Guido at Google
graham.fawcett at gmail.com
Thu Dec 22 15:12:56 CET 2005
Cameron Laird wrote:
> In article <1135239900.225499.263300 at g14g2000cwa.googlegroups.com>,
> <bonono at gmail.com> wrote:
> >Well, this may be the CPython way of open source but I don't know if
> >that is "Open source" in general. Another way is that if someone(or
> >group) don't like the current state of a project, they fork. I don't
> >know if that is possible in the context of python, and programming
> >language in general. Can it still be called python ?
> While I don't understand the question, it might be pertinent to
> observe that, among open-source development projects, Python is
> unusual for the *large* number of "forks" or alternative imple-
> mentations it has supported through the years <URL:
> http://phaseit.net/claird/comp.lang.python/python_varieties.html >.
...though not a lot of forks/variations that have persisted past the
early-alpha phase. Many of those projects are stale or defunct, alas.
Personally, I'd point out Scheme as an "open" HLL with a vast number of
implementations. But I guess it helps when the language itself is a
spec and there's no canonical implementation.
This all reminds me of one my favourite quotes from python-list of
<Thaddeus Olczyk> So python will fork if ActiveState starts
<Brian Quinlan> I find it more relevant to speculate on whether
Python would fork if the merpeople start invading our cities

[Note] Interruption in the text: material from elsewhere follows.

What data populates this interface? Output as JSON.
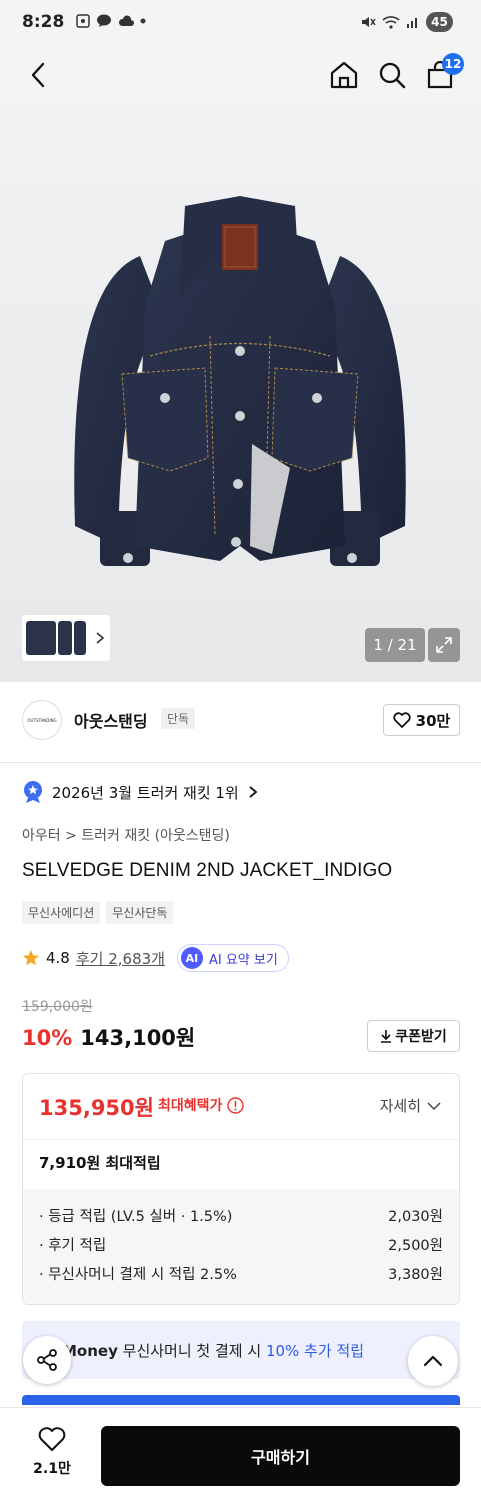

riding on the backs of giant king crabs. 
Merry _('Christmas') to all,
More information about the Python-list